Enabling the root account is generally considered to not be a good idea in the GNU/Linux desktop world. Using the graphical desktop as root is even more frowned upon. It’s very easy to mess up file permissions, among others, and is very insecure. There are many fine articles on the Internet explaining the problems with this, and if you are considering enabling this account on your day-to-day machine, I strongly recommend you read up on it and/or ask about it on the Ubuntu Forums before going ahead.
That said, sometimes you just want to mess with a system. Try and break it and fix it. Whatever- it’s your system and you can do whatever you like with it.

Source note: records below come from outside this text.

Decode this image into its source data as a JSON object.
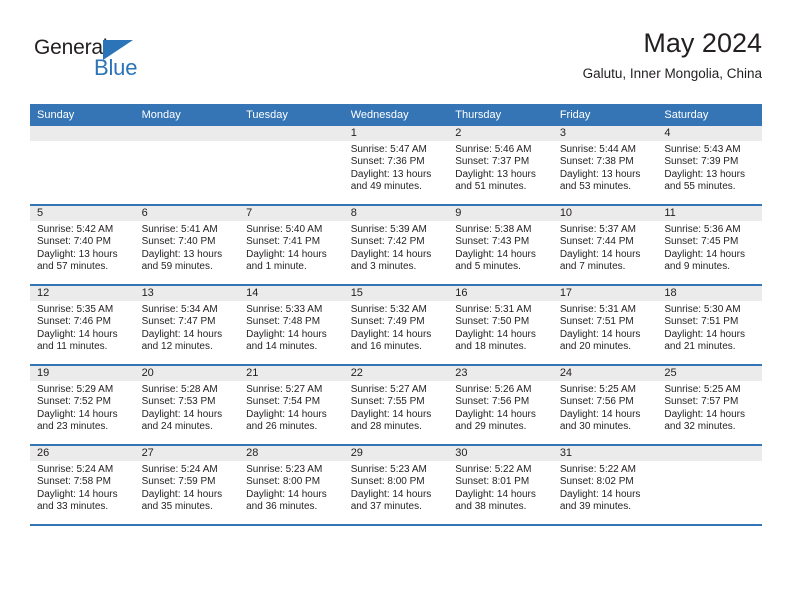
{
  "brand": {
    "name_top": "General",
    "name_bottom": "Blue"
  },
  "header": {
    "title": "May 2024",
    "location": "Galutu, Inner Mongolia, China"
  },
  "colors": {
    "header_blue": "#3575b5",
    "brand_blue": "#2b74b8",
    "daynum_band": "#ebebeb",
    "text": "#231f20"
  },
  "weekday_headers": [
    "Sunday",
    "Monday",
    "Tuesday",
    "Wednesday",
    "Thursday",
    "Friday",
    "Saturday"
  ],
  "labels": {
    "sunrise_prefix": "Sunrise:",
    "sunset_prefix": "Sunset:",
    "daylight_prefix": "Daylight:"
  },
  "weeks": [
    [
      {
        "day": "",
        "sunrise": "",
        "sunset": "",
        "daylight1": "",
        "daylight2": "",
        "empty": true
      },
      {
        "day": "",
        "sunrise": "",
        "sunset": "",
        "daylight1": "",
        "daylight2": "",
        "empty": true
      },
      {
        "day": "",
        "sunrise": "",
        "sunset": "",
        "daylight1": "",
        "daylight2": "",
        "empty": true
      },
      {
        "day": "1",
        "sunrise": "Sunrise: 5:47 AM",
        "sunset": "Sunset: 7:36 PM",
        "daylight1": "Daylight: 13 hours",
        "daylight2": "and 49 minutes.",
        "empty": false
      },
      {
        "day": "2",
        "sunrise": "Sunrise: 5:46 AM",
        "sunset": "Sunset: 7:37 PM",
        "daylight1": "Daylight: 13 hours",
        "daylight2": "and 51 minutes.",
        "empty": false
      },
      {
        "day": "3",
        "sunrise": "Sunrise: 5:44 AM",
        "sunset": "Sunset: 7:38 PM",
        "daylight1": "Daylight: 13 hours",
        "daylight2": "and 53 minutes.",
        "empty": false
      },
      {
        "day": "4",
        "sunrise": "Sunrise: 5:43 AM",
        "sunset": "Sunset: 7:39 PM",
        "daylight1": "Daylight: 13 hours",
        "daylight2": "and 55 minutes.",
        "empty": false
      }
    ],
    [
      {
        "day": "5",
        "sunrise": "Sunrise: 5:42 AM",
        "sunset": "Sunset: 7:40 PM",
        "daylight1": "Daylight: 13 hours",
        "daylight2": "and 57 minutes.",
        "empty": false
      },
      {
        "day": "6",
        "sunrise": "Sunrise: 5:41 AM",
        "sunset": "Sunset: 7:40 PM",
        "daylight1": "Daylight: 13 hours",
        "daylight2": "and 59 minutes.",
        "empty": false
      },
      {
        "day": "7",
        "sunrise": "Sunrise: 5:40 AM",
        "sunset": "Sunset: 7:41 PM",
        "daylight1": "Daylight: 14 hours",
        "daylight2": "and 1 minute.",
        "empty": false
      },
      {
        "day": "8",
        "sunrise": "Sunrise: 5:39 AM",
        "sunset": "Sunset: 7:42 PM",
        "daylight1": "Daylight: 14 hours",
        "daylight2": "and 3 minutes.",
        "empty": false
      },
      {
        "day": "9",
        "sunrise": "Sunrise: 5:38 AM",
        "sunset": "Sunset: 7:43 PM",
        "daylight1": "Daylight: 14 hours",
        "daylight2": "and 5 minutes.",
        "empty": false
      },
      {
        "day": "10",
        "sunrise": "Sunrise: 5:37 AM",
        "sunset": "Sunset: 7:44 PM",
        "daylight1": "Daylight: 14 hours",
        "daylight2": "and 7 minutes.",
        "empty": false
      },
      {
        "day": "11",
        "sunrise": "Sunrise: 5:36 AM",
        "sunset": "Sunset: 7:45 PM",
        "daylight1": "Daylight: 14 hours",
        "daylight2": "and 9 minutes.",
        "empty": false
      }
    ],
    [
      {
        "day": "12",
        "sunrise": "Sunrise: 5:35 AM",
        "sunset": "Sunset: 7:46 PM",
        "daylight1": "Daylight: 14 hours",
        "daylight2": "and 11 minutes.",
        "empty": false
      },
      {
        "day": "13",
        "sunrise": "Sunrise: 5:34 AM",
        "sunset": "Sunset: 7:47 PM",
        "daylight1": "Daylight: 14 hours",
        "daylight2": "and 12 minutes.",
        "empty": false
      },
      {
        "day": "14",
        "sunrise": "Sunrise: 5:33 AM",
        "sunset": "Sunset: 7:48 PM",
        "daylight1": "Daylight: 14 hours",
        "daylight2": "and 14 minutes.",
        "empty": false
      },
      {
        "day": "15",
        "sunrise": "Sunrise: 5:32 AM",
        "sunset": "Sunset: 7:49 PM",
        "daylight1": "Daylight: 14 hours",
        "daylight2": "and 16 minutes.",
        "empty": false
      },
      {
        "day": "16",
        "sunrise": "Sunrise: 5:31 AM",
        "sunset": "Sunset: 7:50 PM",
        "daylight1": "Daylight: 14 hours",
        "daylight2": "and 18 minutes.",
        "empty": false
      },
      {
        "day": "17",
        "sunrise": "Sunrise: 5:31 AM",
        "sunset": "Sunset: 7:51 PM",
        "daylight1": "Daylight: 14 hours",
        "daylight2": "and 20 minutes.",
        "empty": false
      },
      {
        "day": "18",
        "sunrise": "Sunrise: 5:30 AM",
        "sunset": "Sunset: 7:51 PM",
        "daylight1": "Daylight: 14 hours",
        "daylight2": "and 21 minutes.",
        "empty": false
      }
    ],
    [
      {
        "day": "19",
        "sunrise": "Sunrise: 5:29 AM",
        "sunset": "Sunset: 7:52 PM",
        "daylight1": "Daylight: 14 hours",
        "daylight2": "and 23 minutes.",
        "empty": false
      },
      {
        "day": "20",
        "sunrise": "Sunrise: 5:28 AM",
        "sunset": "Sunset: 7:53 PM",
        "daylight1": "Daylight: 14 hours",
        "daylight2": "and 24 minutes.",
        "empty": false
      },
      {
        "day": "21",
        "sunrise": "Sunrise: 5:27 AM",
        "sunset": "Sunset: 7:54 PM",
        "daylight1": "Daylight: 14 hours",
        "daylight2": "and 26 minutes.",
        "empty": false
      },
      {
        "day": "22",
        "sunrise": "Sunrise: 5:27 AM",
        "sunset": "Sunset: 7:55 PM",
        "daylight1": "Daylight: 14 hours",
        "daylight2": "and 28 minutes.",
        "empty": false
      },
      {
        "day": "23",
        "sunrise": "Sunrise: 5:26 AM",
        "sunset": "Sunset: 7:56 PM",
        "daylight1": "Daylight: 14 hours",
        "daylight2": "and 29 minutes.",
        "empty": false
      },
      {
        "day": "24",
        "sunrise": "Sunrise: 5:25 AM",
        "sunset": "Sunset: 7:56 PM",
        "daylight1": "Daylight: 14 hours",
        "daylight2": "and 30 minutes.",
        "empty": false
      },
      {
        "day": "25",
        "sunrise": "Sunrise: 5:25 AM",
        "sunset": "Sunset: 7:57 PM",
        "daylight1": "Daylight: 14 hours",
        "daylight2": "and 32 minutes.",
        "empty": false
      }
    ],
    [
      {
        "day": "26",
        "sunrise": "Sunrise: 5:24 AM",
        "sunset": "Sunset: 7:58 PM",
        "daylight1": "Daylight: 14 hours",
        "daylight2": "and 33 minutes.",
        "empty": false
      },
      {
        "day": "27",
        "sunrise": "Sunrise: 5:24 AM",
        "sunset": "Sunset: 7:59 PM",
        "daylight1": "Daylight: 14 hours",
        "daylight2": "and 35 minutes.",
        "empty": false
      },
      {
        "day": "28",
        "sunrise": "Sunrise: 5:23 AM",
        "sunset": "Sunset: 8:00 PM",
        "daylight1": "Daylight: 14 hours",
        "daylight2": "and 36 minutes.",
        "empty": false
      },
      {
        "day": "29",
        "sunrise": "Sunrise: 5:23 AM",
        "sunset": "Sunset: 8:00 PM",
        "daylight1": "Daylight: 14 hours",
        "daylight2": "and 37 minutes.",
        "empty": false
      },
      {
        "day": "30",
        "sunrise": "Sunrise: 5:22 AM",
        "sunset": "Sunset: 8:01 PM",
        "daylight1": "Daylight: 14 hours",
        "daylight2": "and 38 minutes.",
        "empty": false
      },
      {
        "day": "31",
        "sunrise": "Sunrise: 5:22 AM",
        "sunset": "Sunset: 8:02 PM",
        "daylight1": "Daylight: 14 hours",
        "daylight2": "and 39 minutes.",
        "empty": false
      },
      {
        "day": "",
        "sunrise": "",
        "sunset": "",
        "daylight1": "",
        "daylight2": "",
        "empty": true
      }
    ]
  ]
}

Note that I take no responsibility for any results you may experience if you follow the instructions given here. Your machine is your responsibility, and you owe it to yourself and your computer to use it responsibly.
Ubuntu comes with the root account disabled. You can use sudo or gksudo for commands that require root permissions. However, enabling root is very simple. Open a terminal, and type

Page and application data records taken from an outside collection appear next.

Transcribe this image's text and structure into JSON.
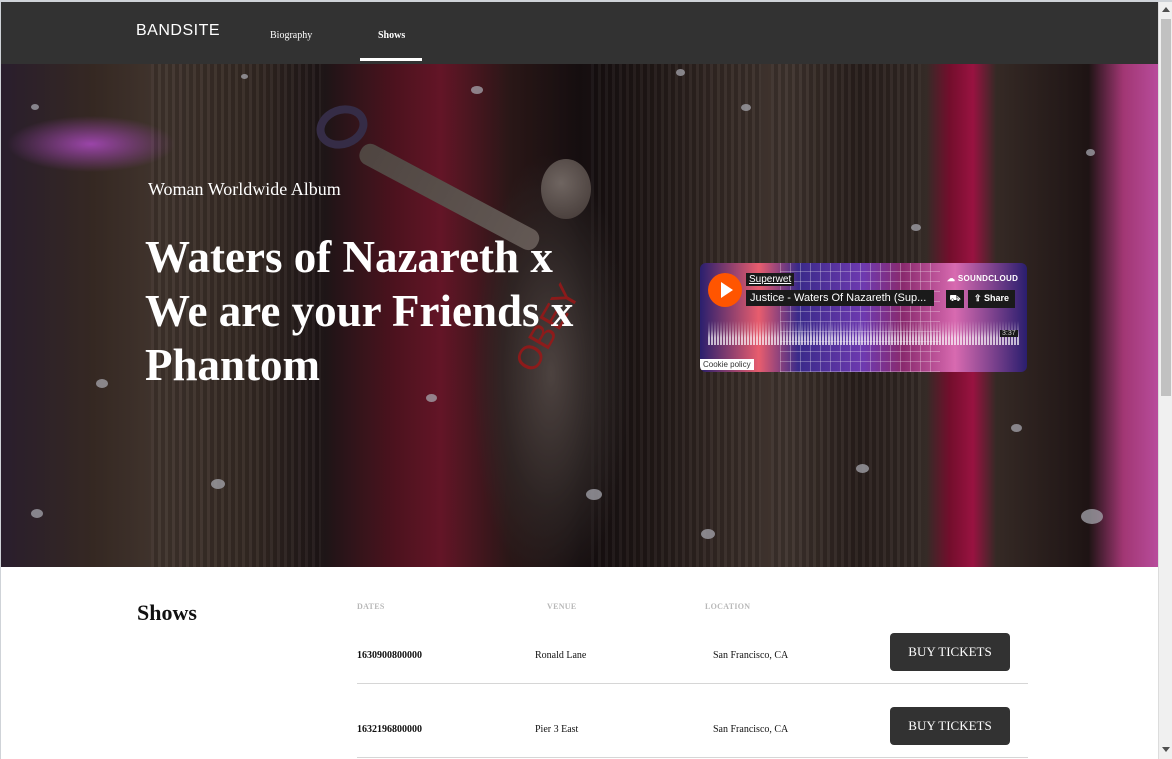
{
  "nav": {
    "logo": "BANDSITE",
    "links": [
      {
        "label": "Biography"
      },
      {
        "label": "Shows"
      }
    ],
    "active": "Shows"
  },
  "hero": {
    "kicker": "Woman Worldwide Album",
    "title": "Waters of Nazareth x We are your Friends x Phantom",
    "graffiti": "OBEY"
  },
  "soundcloud": {
    "artist": "Superwet",
    "track": "Justice - Waters Of Nazareth (Sup...",
    "brand": "SOUNDCLOUD",
    "share_label": "Share",
    "duration": "3:37",
    "cookie_label": "Cookie policy",
    "accent_color": "#ff5500",
    "play_icon": "play-icon",
    "cart_icon": "cart-icon",
    "share_icon": "share-icon"
  },
  "shows": {
    "title": "Shows",
    "columns": [
      "DATES",
      "VENUE",
      "LOCATION"
    ],
    "button_label": "BUY TICKETS",
    "rows": [
      {
        "date": "1630900800000",
        "venue": "Ronald Lane",
        "location": "San Francisco, CA"
      },
      {
        "date": "1632196800000",
        "venue": "Pier 3 East",
        "location": "San Francisco, CA"
      }
    ]
  },
  "colors": {
    "nav_background": "#323232",
    "button_background": "#323232",
    "text_primary": "#111111",
    "column_header": "#b8b8b8"
  }
}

sudo passwd root
You will be prompted to give root a new password.
To log in to your machine as root at startup via the GUI login manager (Lightdm) you need to edit its config file. This is located at /usr/share/lightdm/lightdm.conf.d/50-ubuntu.conf. Edit it with nano (or your preferred editor) by typing the following at the command prompt
sudo nano /usr/share/lightdm/lightdm.conf.d/50-ubuntu.conf

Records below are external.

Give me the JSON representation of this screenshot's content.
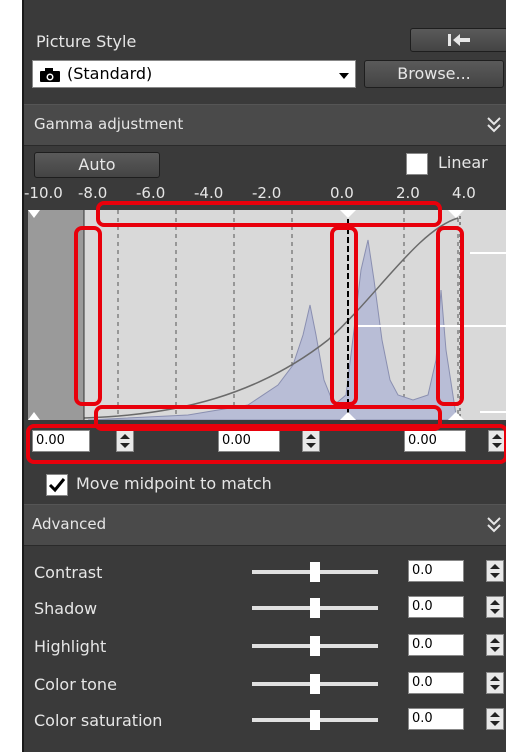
{
  "picture_style": {
    "title": "Picture Style",
    "selected": "(Standard)",
    "browse_label": "Browse..."
  },
  "gamma": {
    "section_title": "Gamma adjustment",
    "auto_label": "Auto",
    "linear_label": "Linear",
    "linear_checked": false,
    "scale_ticks": [
      "-10.0",
      "-8.0",
      "-6.0",
      "-4.0",
      "-2.0",
      "0.0",
      "2.0",
      "4.0"
    ],
    "left_value": "0.00",
    "mid_value": "0.00",
    "right_value": "0.00",
    "move_midpoint_label": "Move midpoint to match",
    "move_midpoint_checked": true
  },
  "advanced": {
    "section_title": "Advanced",
    "rows": [
      {
        "label": "Contrast",
        "value": "0.0",
        "level": 0
      },
      {
        "label": "Shadow",
        "value": "0.0",
        "level": 0
      },
      {
        "label": "Highlight",
        "value": "0.0",
        "level": 0
      },
      {
        "label": "Color tone",
        "value": "0.0",
        "level": 0
      },
      {
        "label": "Color saturation",
        "value": "0.0",
        "level": 0
      }
    ]
  },
  "colors": {
    "panel_bg": "#3a3a3a",
    "annotation_red": "#e8000b",
    "histogram_fill": "#b8bdd6"
  }
}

Add this line to the end of the file.
Save the file and restart your computer. The login screen will now let you specify a user name. Enter root, and give the password. Your root account is now up and running.
I’m currently (in between a lot of demanding real life projects) trying to run TinyCore on my Toshiba Satellite Pro 460CDT. TinyCore is an excellent project with an active dev team and a helpful forums. I’ll use this post to keep track of useful tricks and “dumbed down to cortman’s level of comprehension” commentary on installing and using TC.
- Bootcodes can be added/removed from /mnt/sda1/tce/boot/extlinux/extlinux.conf
- Persistent home is just the device- “home=sda1”
- Same for tce- “tce=sda1”
- Store all extensions in /mnt/sda1/tce/optional
- To add extensions to onboot, add the name of the extension (i.e., “screen.tcz”) to /tce/onboot.lst
- Do the same for ondemand.lst
A do-all GTK widget for controlling systems using PulseAudio:
sudo apt-get install pavucontrol
For video cards:
lspci | grep -i vga
lshw -C video
For networking: Plain old
For input devices (touchpads especially):